## Source data:
++++++++++
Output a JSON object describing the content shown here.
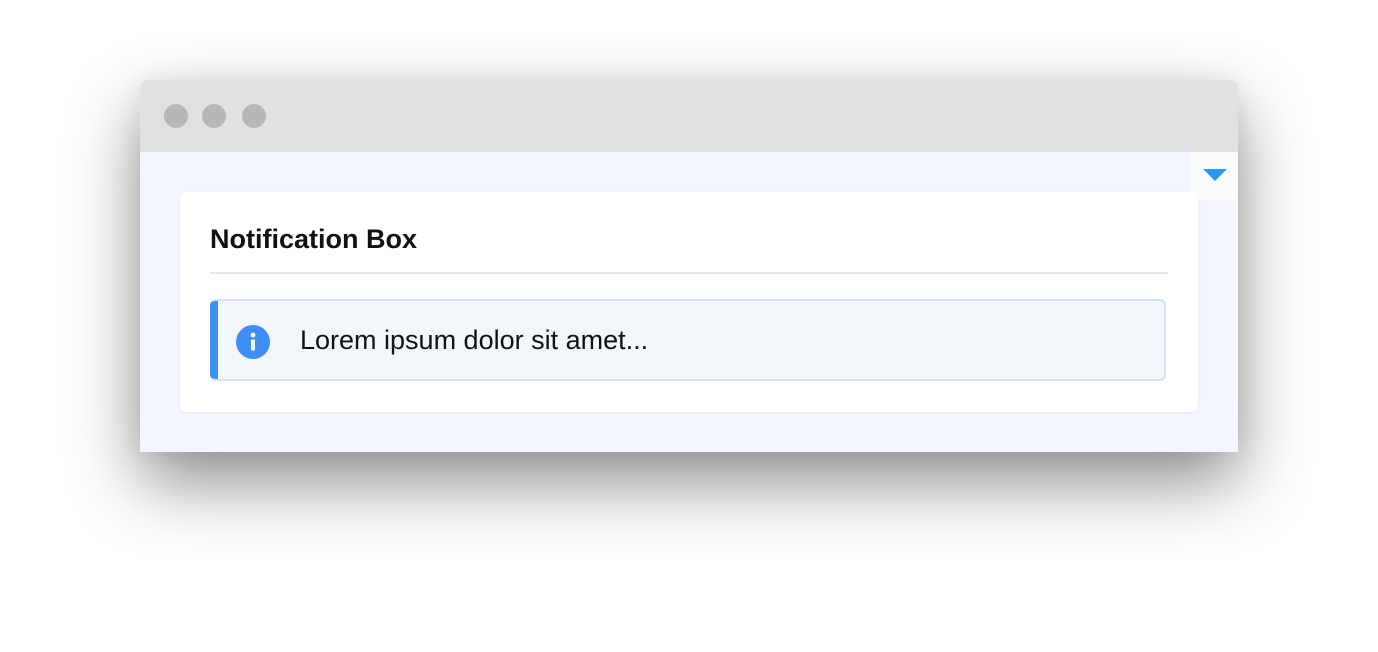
{
  "window": {
    "controls": [
      "close",
      "minimize",
      "maximize"
    ]
  },
  "dropdown": {
    "icon": "caret-down-icon",
    "color": "#2d95f5"
  },
  "card": {
    "title": "Notification Box",
    "notification": {
      "type": "info",
      "icon": "info-icon",
      "message": "Lorem ipsum dolor sit amet...",
      "accent_color": "#3e8ef7",
      "background_color": "#f3f7fb",
      "border_color": "#d4e3f3"
    }
  }
}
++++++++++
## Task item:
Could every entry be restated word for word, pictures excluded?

## Task output:
Output a JSON object describing the content shown here.
{
  "window": {
    "controls": [
      "close",
      "minimize",
      "maximize"
    ]
  },
  "dropdown": {
    "icon": "caret-down-icon",
    "color": "#2d95f5"
  },
  "card": {
    "title": "Notification Box",
    "notification": {
      "type": "info",
      "icon": "info-icon",
      "message": "Lorem ipsum dolor sit amet...",
      "accent_color": "#3e8ef7",
      "background_color": "#f3f7fb",
      "border_color": "#d4e3f3"
    }
  }
}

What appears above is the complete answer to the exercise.